Turning to photo editing, the Dell XPS 13 scored 670 on the PugetBench Photoshop benchmark and 691 in Ultra mode. The MacBook Air M2 scored a higher 821, as did the MacBook Pro M2 (817). It was a similar story on Premiere Pro for video editing. The XPS 13 Plus scored 279 in regular mode and 327 in Ultra mode to the Air’s 452 and the MacBook Pro’s 552.
When it comes to graphics, the Dell XPS 13 Plus can run games but not super well. For example, when we ran the Civilization VI benchmark, the system averaged 22 fps at 1080p resolution. The MacBook Air M2 reached 40 fps and the Pro M2 51 fps, albeit at a lower 1440 x 900 resolution.
Dell XPS 13 Plus review: Battery life
Here’s the biggest bummer with the XPS 13 Plus: the battery life — at least for the OLED model. On the Tom’s Guide battery test, which involves continuous web surfing at 150 nits of screen brightness, this laptop lasted only 7 hours and 34 minutes. That’s pretty poor, and it’s actually in line with the 7-hour estimate Dell gives for its own Netflix streaming test for this unit.
To be fair, you should expect much longer endurance if you opt for a regular LCD panel. In fact, Dell rates the XPS 13 Plus for up to 13 hours for the full HD+ model with a non-touch display.
By comparison, the MacBook Air M2 lasted 14 hours on our battery test — so nearly double the OLED XPS 13 Plus — and the MacBook Pro M2 endured for over 18 hours.

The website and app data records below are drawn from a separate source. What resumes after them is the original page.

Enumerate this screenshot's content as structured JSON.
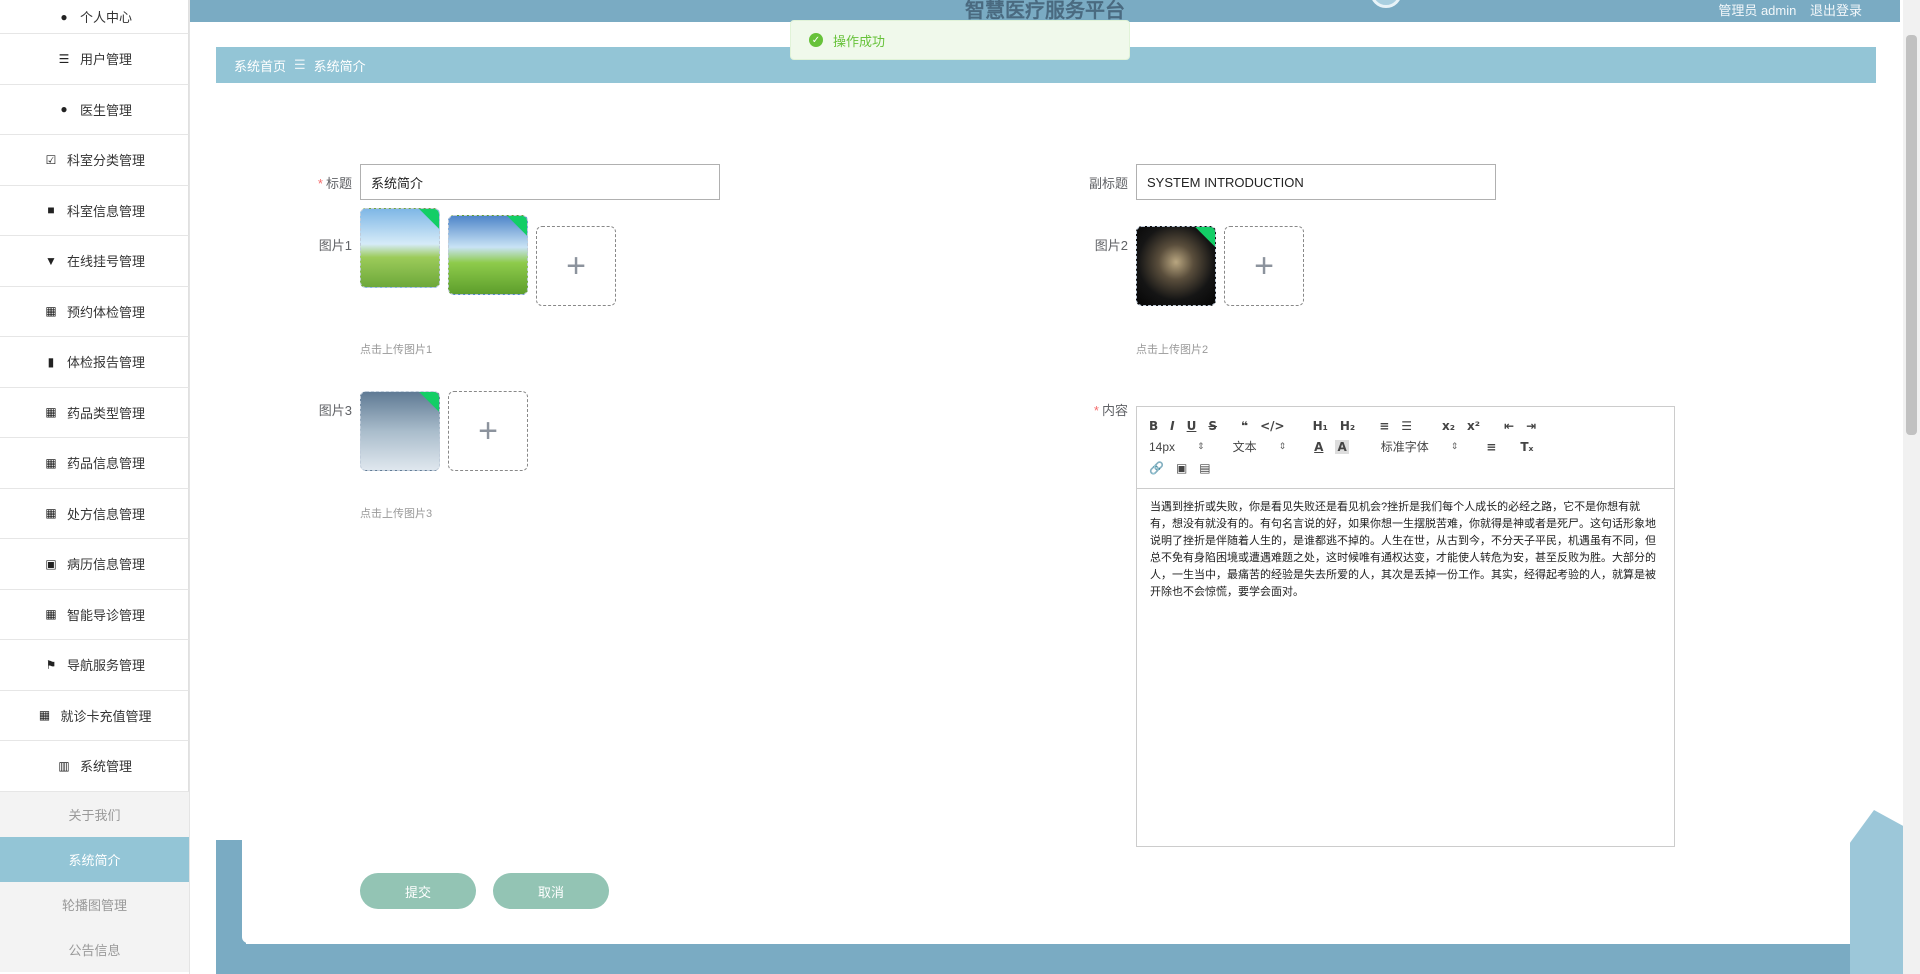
{
  "app": {
    "title": "智慧医疗服务平台",
    "user_label": "管理员 admin",
    "logout_label": "退出登录"
  },
  "toast": {
    "message": "操作成功"
  },
  "breadcrumb": [
    "系统首页",
    "系统简介"
  ],
  "sidebar": {
    "items": [
      {
        "label": "个人中心",
        "icon": "user-icon"
      },
      {
        "label": "用户管理",
        "icon": "list-icon"
      },
      {
        "label": "医生管理",
        "icon": "pin-icon"
      },
      {
        "label": "科室分类管理",
        "icon": "clipboard-icon"
      },
      {
        "label": "科室信息管理",
        "icon": "briefcase-icon"
      },
      {
        "label": "在线挂号管理",
        "icon": "brush-icon"
      },
      {
        "label": "预约体检管理",
        "icon": "grid-icon"
      },
      {
        "label": "体检报告管理",
        "icon": "books-icon"
      },
      {
        "label": "药品类型管理",
        "icon": "grid-icon"
      },
      {
        "label": "药品信息管理",
        "icon": "grid-icon"
      },
      {
        "label": "处方信息管理",
        "icon": "grid-icon"
      },
      {
        "label": "病历信息管理",
        "icon": "ticket-icon"
      },
      {
        "label": "智能导诊管理",
        "icon": "grid-icon"
      },
      {
        "label": "导航服务管理",
        "icon": "flag-icon"
      },
      {
        "label": "就诊卡充值管理",
        "icon": "grid-icon"
      },
      {
        "label": "系统管理",
        "icon": "bar-chart-icon"
      }
    ],
    "sub_items": [
      {
        "label": "关于我们",
        "active": false
      },
      {
        "label": "系统简介",
        "active": true
      },
      {
        "label": "轮播图管理",
        "active": false
      },
      {
        "label": "公告信息",
        "active": false
      }
    ]
  },
  "form": {
    "title_label": "标题",
    "title_value": "系统简介",
    "subtitle_label": "副标题",
    "subtitle_value": "SYSTEM INTRODUCTION",
    "image1_label": "图片1",
    "image1_hint": "点击上传图片1",
    "image2_label": "图片2",
    "image2_hint": "点击上传图片2",
    "image3_label": "图片3",
    "image3_hint": "点击上传图片3",
    "content_label": "内容",
    "content_text": "当遇到挫折或失败，你是看见失败还是看见机会?挫折是我们每个人成长的必经之路，它不是你想有就有，想没有就没有的。有句名言说的好，如果你想一生摆脱苦难，你就得是神或者是死尸。这句话形象地说明了挫折是伴随着人生的，是谁都逃不掉的。人生在世，从古到今，不分天子平民，机遇虽有不同，但总不免有身陷困境或遭遇难题之处，这时候唯有通权达变，才能使人转危为安，甚至反败为胜。大部分的人，一生当中，最痛苦的经验是失去所爱的人，其次是丢掉一份工作。其实，经得起考验的人，就算是被开除也不会惊慌，要学会面对。",
    "submit_label": "提交",
    "cancel_label": "取消"
  },
  "editor_toolbar": {
    "font_size": "14px",
    "block_type": "文本",
    "font_family": "标准字体"
  },
  "colors": {
    "accent": "#93c5d6",
    "topbar": "#7aabc3",
    "button": "#93c4b4",
    "success": "#67c23a"
  }
}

The good news is that the Dell XPS 13 ships with a fast charger that promises to get you up to 80% capacity in under an hour.
Dell XPS 13 Plus review: Webcam and security
The XPS 13 Plus makes do with a 720p webcam at a time that many laptop makers are upgrading to 1080p. But I thought the image quality was decent when I put this system up against the MacBook Air in a Google Meet video call.
While the image quality was grainier and darker than I liked, I thought the XPS 13 Plus did a better job capturing more natural colors in my face and blue shirt. And there was more detail in my hair.
When I used a ring light at home the results improved, and I could make out the plants behind me and the Villanova Drive sign in the background. But the image could still be sharper.
One especially nice perk is that the XPS 13 Plus supports ExpressSign-in combined with Windows Hello. So you can sign into the laptop just by standing in front of it, though I wished it worked a bit faster.
Dell XPS 13 Plus review: Heat and noise
The good news is that the Dell XPS 13 Plus didn’t get too loud despite having a fan on board. I noticed the fans whirring up when I had a lot of tabs open at once, but overall it didn’t prove distracting.
However, I did notice that the XPS 13 Plus gets warm, especially on the underside of the system. On our own heat test, which involves playing a high-res YouTube video for 15 minutes, the bottom of the laptop reached 102.6 degrees. We consider anything above 95 degrees uncomfortable. But the touchpad and center of the keyboard stayed relatively cool at 85 and 90 degrees, respectively.
Dell XPS 13 Plus review: Verdict
I have mixed emotions about this laptop. The Dell XPS 13 Plus is one of the most powerful ultraportables ever, and Dell deserves credit for delivering such speed in a design that’s even more compact than the MacBook Air M2 and MacBook Pro M2. The new Dell also offers a very comfortable keyboard and top-notch OLED display (if you’re willing to splurge).
The reason why the XPS 13 Plus doesn’t earn a higher rating is because of its short battery life (though you can expect more endurance from a non-OLED model) and its capacitive function row, which looks and feels a bit chintzy for a $1,200 laptop. And some may be turned off by the dearth of ports and how warm the bottom can get.
In this price range I prefer the MacBook Air M2 for its much longer battery life, more ports and less fussy touchpad. But overall the XPS 13 Plus is a good option if you prefer Windows.